I parked myself on a bistro table and enjoyed a leisurely lunch of a salad, a baguette and an iced tea. I was so happy to be seated outside the European bakery in Santana Row on a gorgeous sunny day like today as I toggled my attention between my Kindle and the people walking by. When I got up shortly before 6 am this morning to prepare for a busy day ahead, the last thing I expected was this. It took some time for me to adjust to the idea that today’s agenda would have to be carried over to tomorrow but eventually I stopped looking at my watch and appreciated this unexpected gift that fell on my lap: time.
The water department is doing work on our street to improve our water pressure and very soon our little cul-de-sac will also have its very own fire hydrant. But until then Caterpillars and other heavy machinery will make it difficult to zip in and out of our driveway for errands. So I took with me what I would need for the day, had lunch but with no desire to shop, I spent the better part of the afternoon at my local library.
A library, any library, is a haven for me. Where I’m surrounded by books I feel at home. The one that sits just two miles from my home was rebuilt a few years ago and now it looks like a massive cabin with high ceilings, wood beams, floor-to-ceiling windows and lots of open space surrounding it. I have my favorite spot at the far corner of the library; cozy and quiet with a comfortable chair and table, it gives me a perfect unobstructed view of the world outside.
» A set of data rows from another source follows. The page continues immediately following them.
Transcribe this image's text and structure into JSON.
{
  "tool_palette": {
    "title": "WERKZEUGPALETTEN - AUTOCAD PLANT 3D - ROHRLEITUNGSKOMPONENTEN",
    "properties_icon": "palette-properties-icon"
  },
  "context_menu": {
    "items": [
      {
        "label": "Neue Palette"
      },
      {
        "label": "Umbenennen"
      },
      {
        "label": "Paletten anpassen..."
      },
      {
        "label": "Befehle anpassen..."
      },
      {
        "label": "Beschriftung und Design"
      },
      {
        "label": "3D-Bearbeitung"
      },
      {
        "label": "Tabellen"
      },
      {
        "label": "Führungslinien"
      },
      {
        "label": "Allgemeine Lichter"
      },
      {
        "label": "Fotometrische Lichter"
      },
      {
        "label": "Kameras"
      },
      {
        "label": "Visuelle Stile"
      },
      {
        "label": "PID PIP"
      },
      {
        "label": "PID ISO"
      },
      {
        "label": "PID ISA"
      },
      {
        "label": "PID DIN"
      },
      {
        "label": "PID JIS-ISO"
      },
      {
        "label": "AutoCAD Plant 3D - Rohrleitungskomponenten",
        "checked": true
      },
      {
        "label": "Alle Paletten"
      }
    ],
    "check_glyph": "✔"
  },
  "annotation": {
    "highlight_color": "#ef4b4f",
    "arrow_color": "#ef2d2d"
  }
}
Today I watched kids play on the lawn–actually playing the way kids used to in my time–chasing each other, imitating airplane and firetruck sounds, hiding behind the bushes and wrestling instead of being glued to a smartphone, an iPad or the television. It was so refreshing to witness them being carefree. It helped me to seize the moment myself instead of worrying about the tasks I wasn’t completing.
I leafed through some design magazines and a few cooking publications. I watched the vendors at the parking lot set up their stalls for the Thursday afternoon farmers market.
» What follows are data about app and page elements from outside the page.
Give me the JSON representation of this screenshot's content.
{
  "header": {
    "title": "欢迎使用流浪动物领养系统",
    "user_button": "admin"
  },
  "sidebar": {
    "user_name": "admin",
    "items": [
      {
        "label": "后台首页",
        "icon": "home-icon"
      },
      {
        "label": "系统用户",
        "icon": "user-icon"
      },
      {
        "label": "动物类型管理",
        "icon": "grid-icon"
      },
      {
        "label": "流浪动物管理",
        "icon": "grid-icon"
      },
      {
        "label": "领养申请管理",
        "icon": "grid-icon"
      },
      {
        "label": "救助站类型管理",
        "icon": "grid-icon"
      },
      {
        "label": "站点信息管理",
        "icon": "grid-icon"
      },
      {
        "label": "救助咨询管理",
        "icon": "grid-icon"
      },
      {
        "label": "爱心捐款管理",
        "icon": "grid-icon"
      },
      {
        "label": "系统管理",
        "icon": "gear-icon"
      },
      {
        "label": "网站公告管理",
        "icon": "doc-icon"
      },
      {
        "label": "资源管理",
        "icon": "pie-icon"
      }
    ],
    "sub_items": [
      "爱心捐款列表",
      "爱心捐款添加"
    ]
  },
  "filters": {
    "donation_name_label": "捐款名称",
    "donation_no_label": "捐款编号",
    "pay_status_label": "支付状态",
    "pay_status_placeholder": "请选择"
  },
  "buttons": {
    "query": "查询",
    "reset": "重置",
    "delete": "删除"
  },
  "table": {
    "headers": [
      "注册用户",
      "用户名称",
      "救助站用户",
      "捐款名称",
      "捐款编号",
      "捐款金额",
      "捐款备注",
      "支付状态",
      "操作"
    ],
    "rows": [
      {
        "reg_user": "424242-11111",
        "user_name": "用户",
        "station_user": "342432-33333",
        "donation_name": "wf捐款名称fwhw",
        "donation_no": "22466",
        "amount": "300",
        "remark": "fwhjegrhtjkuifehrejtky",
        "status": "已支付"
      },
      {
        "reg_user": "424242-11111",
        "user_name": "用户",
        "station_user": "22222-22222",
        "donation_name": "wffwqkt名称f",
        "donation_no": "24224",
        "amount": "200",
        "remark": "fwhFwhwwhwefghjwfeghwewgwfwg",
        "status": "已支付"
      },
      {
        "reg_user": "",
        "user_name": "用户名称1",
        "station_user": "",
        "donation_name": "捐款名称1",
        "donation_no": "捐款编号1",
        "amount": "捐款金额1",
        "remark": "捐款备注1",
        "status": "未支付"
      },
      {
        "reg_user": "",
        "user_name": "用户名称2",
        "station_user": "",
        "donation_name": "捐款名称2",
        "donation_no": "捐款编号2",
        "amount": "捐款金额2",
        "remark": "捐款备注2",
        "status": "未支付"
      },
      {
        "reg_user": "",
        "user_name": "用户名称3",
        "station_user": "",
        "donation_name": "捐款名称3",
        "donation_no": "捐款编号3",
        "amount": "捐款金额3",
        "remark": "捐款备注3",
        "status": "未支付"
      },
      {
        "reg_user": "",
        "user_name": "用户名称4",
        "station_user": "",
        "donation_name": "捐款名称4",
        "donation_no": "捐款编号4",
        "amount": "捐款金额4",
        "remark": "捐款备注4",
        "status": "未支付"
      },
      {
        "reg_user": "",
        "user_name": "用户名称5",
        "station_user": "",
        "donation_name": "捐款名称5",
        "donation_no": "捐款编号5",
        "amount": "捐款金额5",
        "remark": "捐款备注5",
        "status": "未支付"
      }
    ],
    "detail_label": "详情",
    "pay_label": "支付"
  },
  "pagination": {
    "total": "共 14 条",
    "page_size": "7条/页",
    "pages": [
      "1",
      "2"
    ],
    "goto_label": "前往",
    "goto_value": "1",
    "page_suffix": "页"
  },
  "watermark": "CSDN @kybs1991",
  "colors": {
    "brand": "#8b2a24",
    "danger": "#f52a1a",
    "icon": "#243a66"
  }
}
I also managed to edit these pictures so I can share this delightful cake.
Wasn’t it just last week that I complained about not being able to bake a sweet treat with cherries? Last Sunday was my lucky day, apparently. I arrived home with a couple of pounds of cherries and no
cherry-thief husband in sight. I knew his bike ride would take at least two hours, enough time to whip up a cake before I’m once again left with only a bowl of cherry stems and pits. With no recipe in hand, I turned to the always-reliable Joy of Baking site for inspiration.
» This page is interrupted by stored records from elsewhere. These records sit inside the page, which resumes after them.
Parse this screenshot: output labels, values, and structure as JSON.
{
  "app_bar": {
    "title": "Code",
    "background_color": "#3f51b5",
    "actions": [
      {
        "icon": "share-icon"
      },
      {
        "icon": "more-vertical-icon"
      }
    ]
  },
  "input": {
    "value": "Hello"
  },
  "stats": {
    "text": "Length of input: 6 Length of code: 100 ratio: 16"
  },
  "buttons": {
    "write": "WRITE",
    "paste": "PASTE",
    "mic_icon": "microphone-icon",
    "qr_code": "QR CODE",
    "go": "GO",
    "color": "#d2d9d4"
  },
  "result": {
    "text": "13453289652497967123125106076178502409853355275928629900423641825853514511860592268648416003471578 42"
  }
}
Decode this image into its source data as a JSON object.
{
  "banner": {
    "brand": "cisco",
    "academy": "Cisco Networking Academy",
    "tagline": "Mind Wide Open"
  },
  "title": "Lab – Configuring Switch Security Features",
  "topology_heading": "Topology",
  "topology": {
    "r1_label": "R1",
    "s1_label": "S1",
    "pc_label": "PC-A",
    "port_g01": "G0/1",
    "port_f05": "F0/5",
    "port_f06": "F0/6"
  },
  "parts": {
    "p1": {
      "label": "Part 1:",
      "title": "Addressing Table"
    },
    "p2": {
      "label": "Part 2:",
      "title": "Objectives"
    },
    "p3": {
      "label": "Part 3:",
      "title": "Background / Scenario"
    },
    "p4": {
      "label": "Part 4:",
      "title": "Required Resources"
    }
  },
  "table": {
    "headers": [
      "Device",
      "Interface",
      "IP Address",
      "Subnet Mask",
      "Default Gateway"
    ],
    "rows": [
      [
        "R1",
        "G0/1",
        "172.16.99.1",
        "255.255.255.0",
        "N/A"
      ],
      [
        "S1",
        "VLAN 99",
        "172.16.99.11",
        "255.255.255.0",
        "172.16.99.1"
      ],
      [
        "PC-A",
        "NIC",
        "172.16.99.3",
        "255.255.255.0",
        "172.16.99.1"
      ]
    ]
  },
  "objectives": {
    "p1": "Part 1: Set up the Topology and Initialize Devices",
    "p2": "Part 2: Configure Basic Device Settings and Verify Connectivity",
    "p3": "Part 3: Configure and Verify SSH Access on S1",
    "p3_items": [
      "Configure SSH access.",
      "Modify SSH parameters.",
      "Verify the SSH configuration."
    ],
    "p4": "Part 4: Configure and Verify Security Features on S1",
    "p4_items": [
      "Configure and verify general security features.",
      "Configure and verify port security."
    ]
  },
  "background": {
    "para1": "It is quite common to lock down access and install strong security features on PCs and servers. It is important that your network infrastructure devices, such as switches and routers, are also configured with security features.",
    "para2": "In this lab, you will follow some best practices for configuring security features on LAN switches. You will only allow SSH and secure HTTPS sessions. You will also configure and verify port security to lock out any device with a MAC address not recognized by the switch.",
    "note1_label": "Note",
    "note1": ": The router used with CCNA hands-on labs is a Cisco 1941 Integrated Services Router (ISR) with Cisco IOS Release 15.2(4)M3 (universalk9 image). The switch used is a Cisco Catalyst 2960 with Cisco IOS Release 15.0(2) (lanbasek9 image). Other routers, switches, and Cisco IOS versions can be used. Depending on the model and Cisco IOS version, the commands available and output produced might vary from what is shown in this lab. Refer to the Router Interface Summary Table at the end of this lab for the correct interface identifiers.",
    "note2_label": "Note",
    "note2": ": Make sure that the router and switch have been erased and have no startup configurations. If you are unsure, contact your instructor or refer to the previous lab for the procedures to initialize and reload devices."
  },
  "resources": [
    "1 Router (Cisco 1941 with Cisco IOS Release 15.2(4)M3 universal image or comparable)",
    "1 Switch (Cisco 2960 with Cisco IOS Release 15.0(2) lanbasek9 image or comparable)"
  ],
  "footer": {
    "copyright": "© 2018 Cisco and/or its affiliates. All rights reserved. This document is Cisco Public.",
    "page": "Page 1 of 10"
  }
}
This cake is what my husband came home to after his bike ride. Given that he recently told me he’s not a big fan of cherries I was tempted not to offer him any at all but my mother raised me better than that. I’m sure that he agreed to taste it just to be polite but one bite soon turned into a wedge and by the time the day was over only a small portion was left. I’ll be honest and say that cherry desserts have never been my favorite either but this recipe has changed all that. Cherries and almonds make a great team in this light, spongy cake. I upped the almond flavor just a little from the original recipe and made no significant changes besides that.
A keeper. That’s what this cherry-almond cake is and it was the only thing missing from this otherwise perfectly relaxing day.
- ½ cup (113 grams) unsalted butter
- ¾ pound (350 grams) fresh sweet cherries, divided, rinsed, dried and pitted
- 1 cup (130 grams) all purpose flour
- ½ cup (55 grams) almond meal
- 1½ teaspoons baking powder
- ¼ teaspoon salt
- 2 large eggs
- ¾ cup (150 grams) granulated white sugar (I used superfine)
- 1 teaspoon pure almond extract
- ⅓ cup (80 ml) milk (I used half-n-half)
- Preheat your oven to 400℉ and butter a 9-inch spring form pan and line the bottom with parchment paper.
- Melt the butter on the stove or in a microwave and set it aside to cool to room temperature.
- Take 12-14 of the cherries (about ⅓), cut them in half and set them aside. These will be placed on top of the cake during baking. Cut the rest of the cherries into quarters to be folded into the cake batter.
- In a separate bowl whisk together the flour, almond meal, baking powder and salt.
- In another bowl, beat the eggs and sugar until thick and light colored using a hand mixer; this will take about 3 minutes. Beat in the almond extract next then fold in the cooled butter and milk with a rubber spatula just until everything's incorporated. Fold in the flour mixture then gently fold in the quartered cherries (not the cherries that you have halved for the top of the cake). Pour the batter into the prepared pan, smoothing the top with a spatula.
- Bake for 12-15 minutes then remove from oven. Quickly arrange the remaining cherries, cut side down, on the top of the cake. Return the cake to the oven and bake for a further 12-15 minutes or until golden brown and a toothpick inserted into the cake comes out clean. If you find the cake browning too quickly, cover it with a piece of aluminum foil.
- Remove the cake from oven and place it on a wire rack to cool slightly (about 10-15 minutes). Serve warm or at room temperature.